It’s Christmas time. I love the traditions: Christmas trees, maulings at Walmart, Hannukah celebrated two weeks early and the annual rant about a stupid Christmas song:
Regardless of what you celebrate, December in the US means hearing holiday music just about everywhere you go. And if you spend your time in gentrified shopping districts or “hip” martini bars (that’s where kids hang these days, right?) you’re bound to hear a shitload of renditions of “Baby It’s Cold Outside.”
I doubt the sexual assault message of this ever-present holiday jam (about a man trying to get a woman to spend the night at his place against her will, and then maybe drugging her to ensure it happens?) has been lost on anyone reading this. Dubbed the “Christmas Date Rape Song” by Urban Dictionary, “Baby It’s Cold Outside”‘s sex-predator-y lyrics are no secret. In fact, Frank Loesser’s original 1936 version labeled the two singing parts “wolf” and “mouse”—not exactly a casting call for a dream date. (For those of you still not convinced—or distracted by the song’s musical charms—review the lyrics here. Especially the “what’s in this drink?” section.)

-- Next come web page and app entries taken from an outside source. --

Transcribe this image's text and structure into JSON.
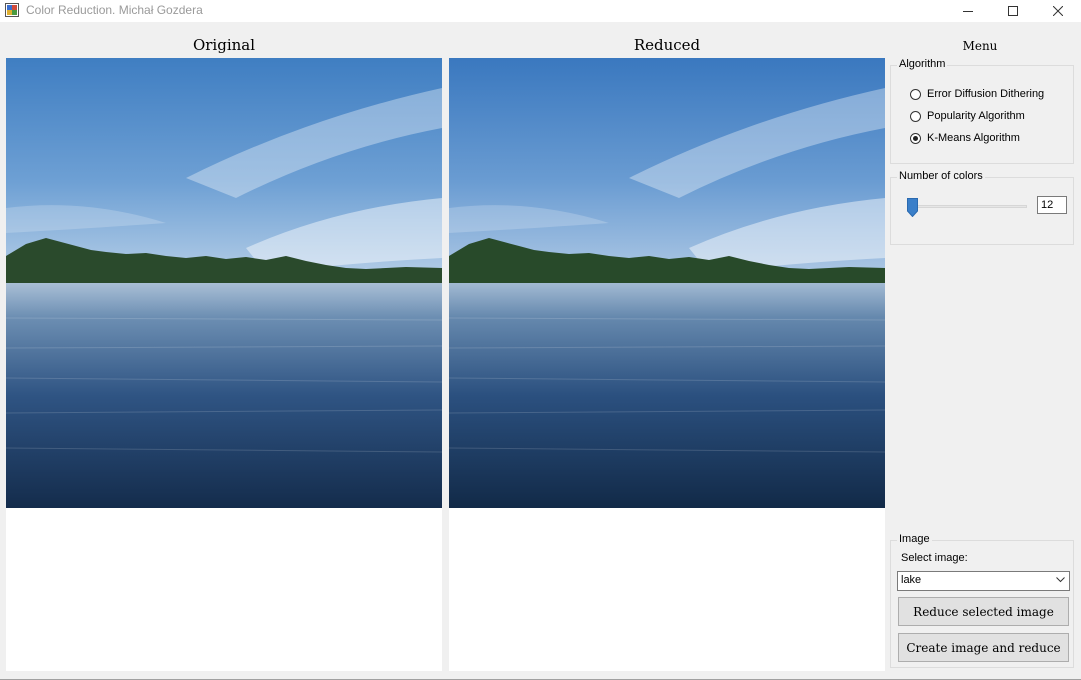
{
  "window": {
    "title": "Color Reduction. Michał Gozdera"
  },
  "panels": {
    "original_title": "Original",
    "reduced_title": "Reduced",
    "menu_title": "Menu"
  },
  "algorithm": {
    "group_label": "Algorithm",
    "options": [
      {
        "label": "Error Diffusion Dithering",
        "checked": false
      },
      {
        "label": "Popularity Algorithm",
        "checked": false
      },
      {
        "label": "K-Means Algorithm",
        "checked": true
      }
    ]
  },
  "colors": {
    "group_label": "Number of colors",
    "value": "12"
  },
  "image": {
    "group_label": "Image",
    "select_label": "Select image:",
    "selected": "lake",
    "reduce_button": "Reduce selected image",
    "create_button": "Create image and reduce"
  },
  "icons": {
    "app": "app-window-icon",
    "minimize": "minimize-icon",
    "maximize": "maximize-icon",
    "close": "close-icon",
    "dropdown": "chevron-down-icon"
  },
  "colors_theme": {
    "slider_thumb": "#3a7fc9",
    "window_bg": "#f0f0f0"
  }
}
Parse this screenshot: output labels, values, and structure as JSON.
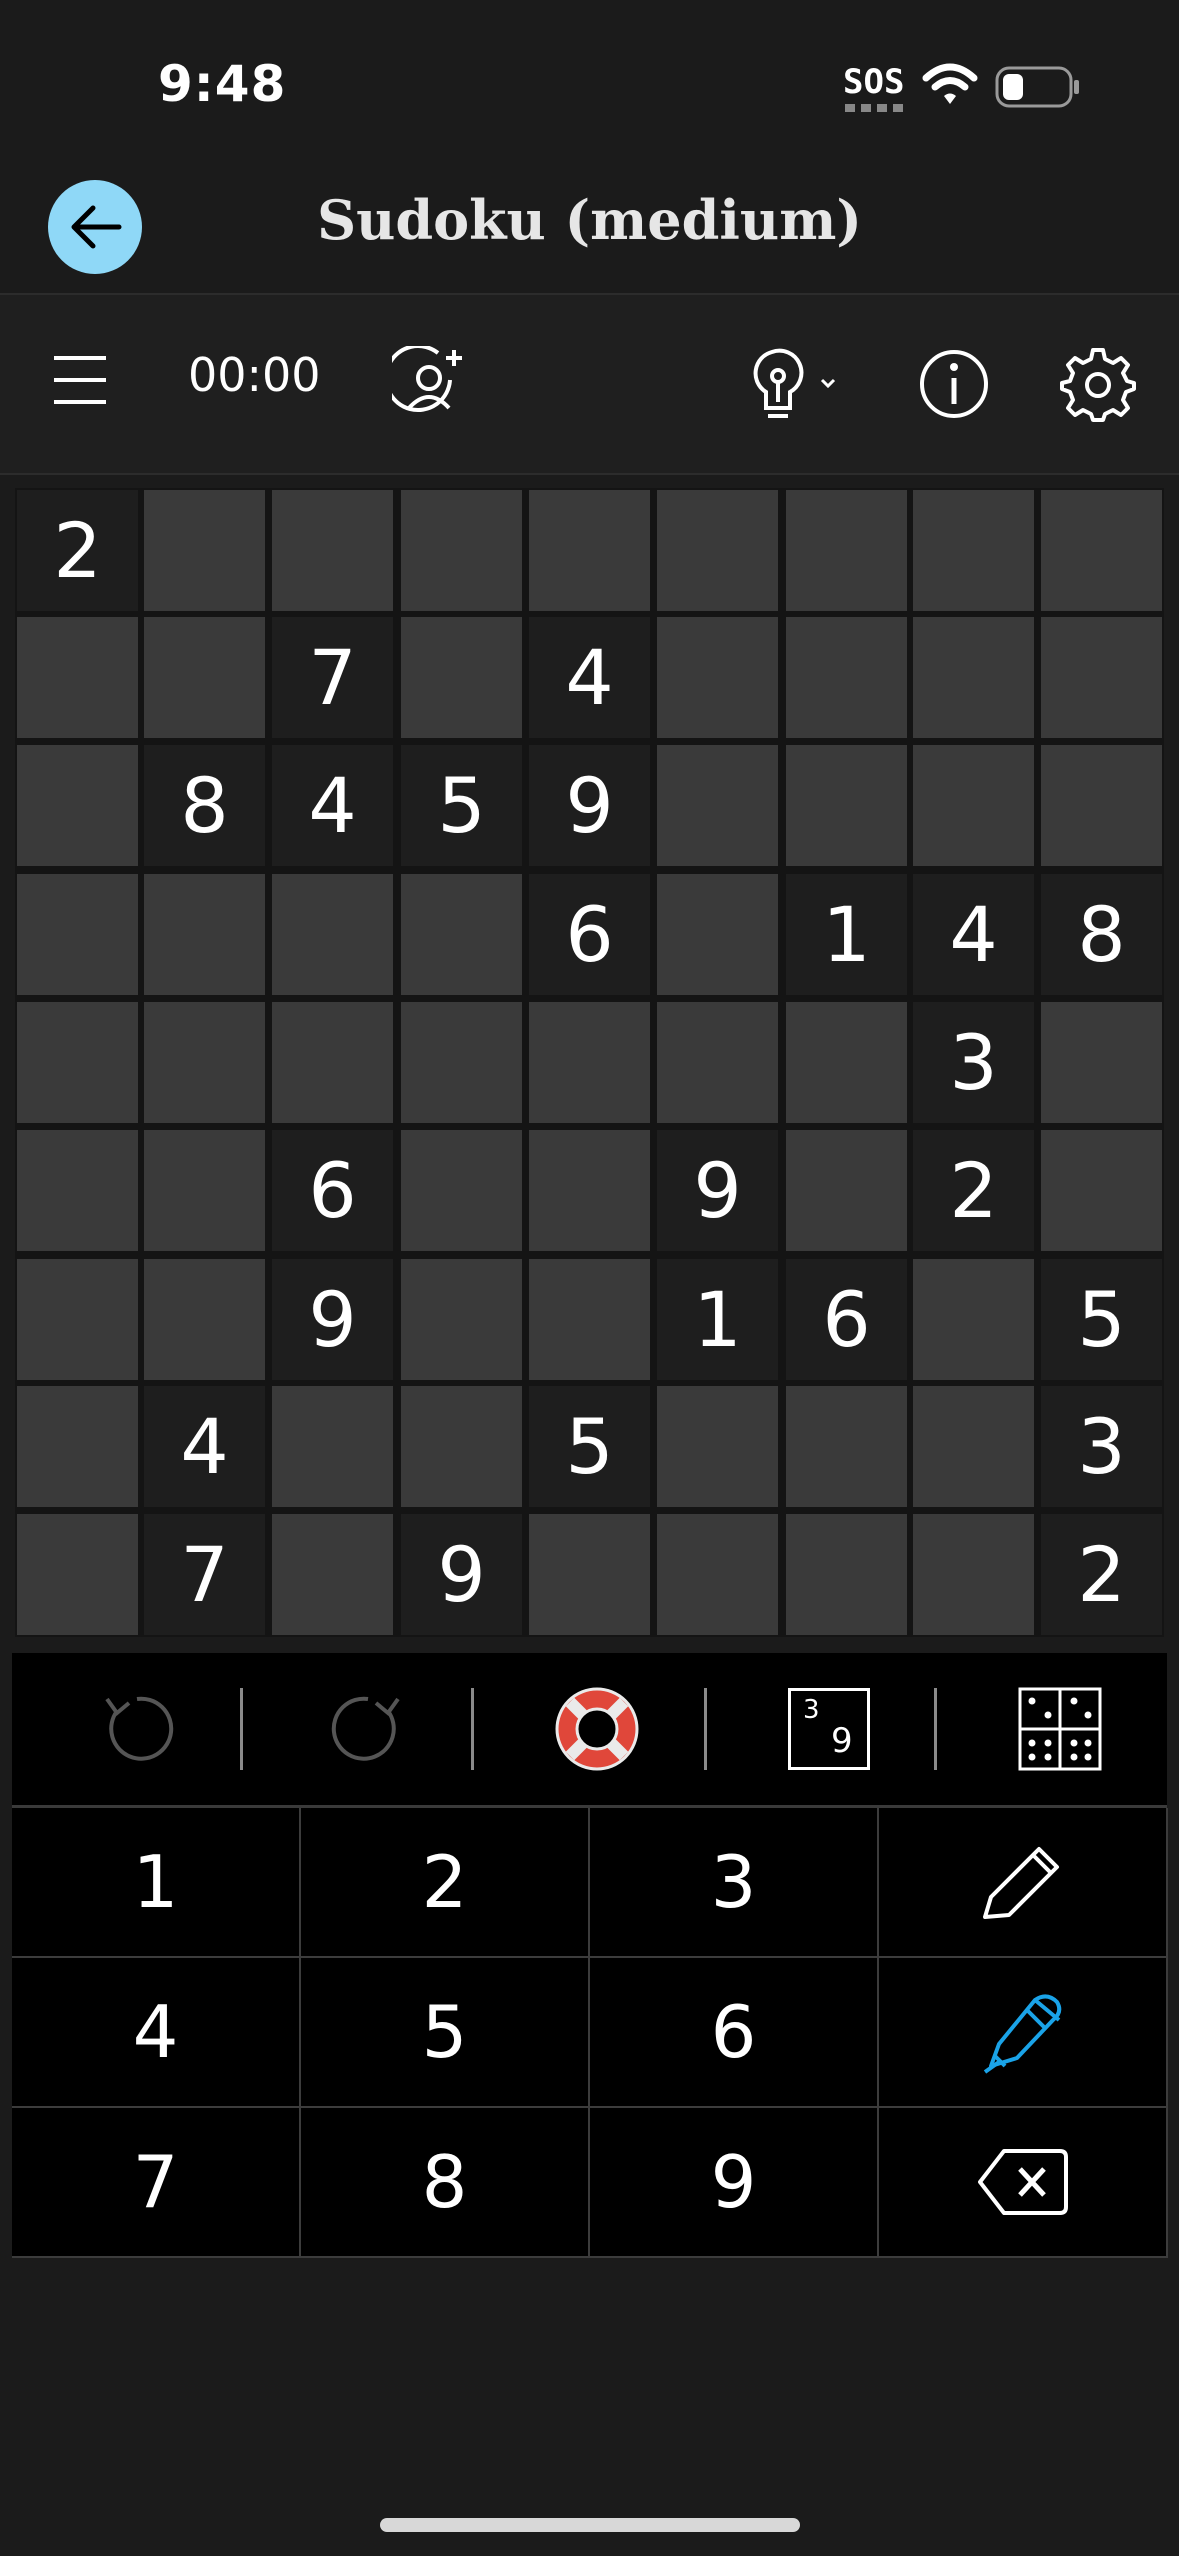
{
  "status_bar": {
    "time": "9:48",
    "sos": "SOS"
  },
  "app_bar": {
    "title": "Sudoku (medium)"
  },
  "toolbar": {
    "timer": "00:00"
  },
  "board": {
    "rows": [
      [
        "2",
        "",
        "",
        "",
        "",
        "",
        "",
        "",
        ""
      ],
      [
        "",
        "",
        "7",
        "",
        "4",
        "",
        "",
        "",
        ""
      ],
      [
        "",
        "8",
        "4",
        "5",
        "9",
        "",
        "",
        "",
        ""
      ],
      [
        "",
        "",
        "",
        "",
        "6",
        "",
        "1",
        "4",
        "8"
      ],
      [
        "",
        "",
        "",
        "",
        "",
        "",
        "",
        "3",
        ""
      ],
      [
        "",
        "",
        "6",
        "",
        "",
        "9",
        "",
        "2",
        ""
      ],
      [
        "",
        "",
        "9",
        "",
        "",
        "1",
        "6",
        "",
        "5"
      ],
      [
        "",
        "4",
        "",
        "",
        "5",
        "",
        "",
        "",
        "3"
      ],
      [
        "",
        "7",
        "",
        "9",
        "",
        "",
        "",
        "",
        "2"
      ]
    ]
  },
  "controls": {
    "notes_icon_digits": [
      "3",
      "9"
    ]
  },
  "keypad": {
    "digits": [
      "1",
      "2",
      "3",
      "4",
      "5",
      "6",
      "7",
      "8",
      "9"
    ]
  },
  "colors": {
    "background": "#1b1b1b",
    "empty_cell": "#3a3a3a",
    "given_cell": "#1e1e1e",
    "back_button": "#8fd8f7",
    "pen_active": "#1aa3e8",
    "hint_red": "#e0473a"
  },
  "icons": {
    "back": "arrow-left-icon",
    "menu": "hamburger-icon",
    "add_player": "add-user-icon",
    "hint": "lightbulb-icon",
    "info": "info-icon",
    "settings": "gear-icon",
    "undo": "undo-icon",
    "redo": "redo-icon",
    "help": "lifebuoy-icon",
    "notes": "notes-icon",
    "grid": "grid-icon",
    "pencil": "pencil-icon",
    "pen": "pen-icon",
    "erase": "backspace-icon"
  }
}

You will rarely see a … wait a minute. They’re citing the urban dictionary as a source? The website that just puts things up regardless of whether it means anything or not? That’s your source? Seriously? For all we know, you put that definition on there. OK. If that’s the way you want to play this.
You will rarely see a more blatant illustration of the neofeminists’ desire to conflate sex and rape than in the “Baby It’s Cold Outside” bull. You can read the lyrics here. Most of you know the basics. It’s a duet. A woman is at a man’s house and is trying to leave. He’s trying to persuade her to stay. And … well that’s it. It’s the seduction dance that has been played out a billion times in real life.
At one point she says, “the answer is no”. But it’s clear, in the context, that “no” does not mean, “no, never, go away, let me out of this house”. It’s more in the “no, not right now” vein. It’s the experience that everyone is familiar with: a woman trying to conform to societal norm that says she can’t be interested; a woman wanting some more romancing before she even thinks about it; a woman who is frankly making up her mind and leaning toward “yes”.
(The newest version of the song reverses the genders so it is the woman persuading the man to stay. This is common, too. The first time I ever had a woman stay the night at my place was literally because she said it was too snowy to drive home.)
Trust me. I know “no”. In college, I majored in being turned down my women. This is not being turned down. This is, “I guess I should be leaving … unless you really want me to stay.” But such subtle human interaction is unacceptable to radicals.
And even if it weren’t, talking someone into staying at your house is not date rape. Trying to talk someone into having sex is not date rape. Giving someone a drink or a cigarette when they ask for one is not date rape. You know what’s date rape? Date rape is date rape. Forcing or coercing someone into sex or having sex with someone who is incapacitated is date rape. In fact, it’s not even date rape, it’s just rape, plain and simple. No date prefix required.
To listen to the radicals, you’d think that if a woman says “no” to a man’s advances, his proper course of action is to jump out of the window, even if it’s his place. But if no sex ever happened when one or the other party initially said “no”, 90% of the sex on the planet would simply not happen. A colorful definition of “seduction” would be turning a “no” into a “yes”. But the difference between that and rape is not a fine line; it’s a yawning chasm. Seduction shows a respect for your partner, a belief that they are entitled to say no and you are supposed to respect it — hence the persuasion. Rapists, however, don’t seduce; they rape. They don’t turn “no” into “yes”; they ignore the “no”. They fundamentally see their victim as something less than human whose wishes are irrelevant to their pleasure. Attempts to seduce can be creepy, jerkish; even harassing. But they are not rape. And in this song, given the tone of voice, this is not even creepy or harassing — it’s just playful banter.
Get a grip, people. There’s enough sexual violence in the world and enough songs that actually call for violent abuse of women to deal with. We don’t need to be reading things into some 1940’s jazz song. Christ, get some perspective.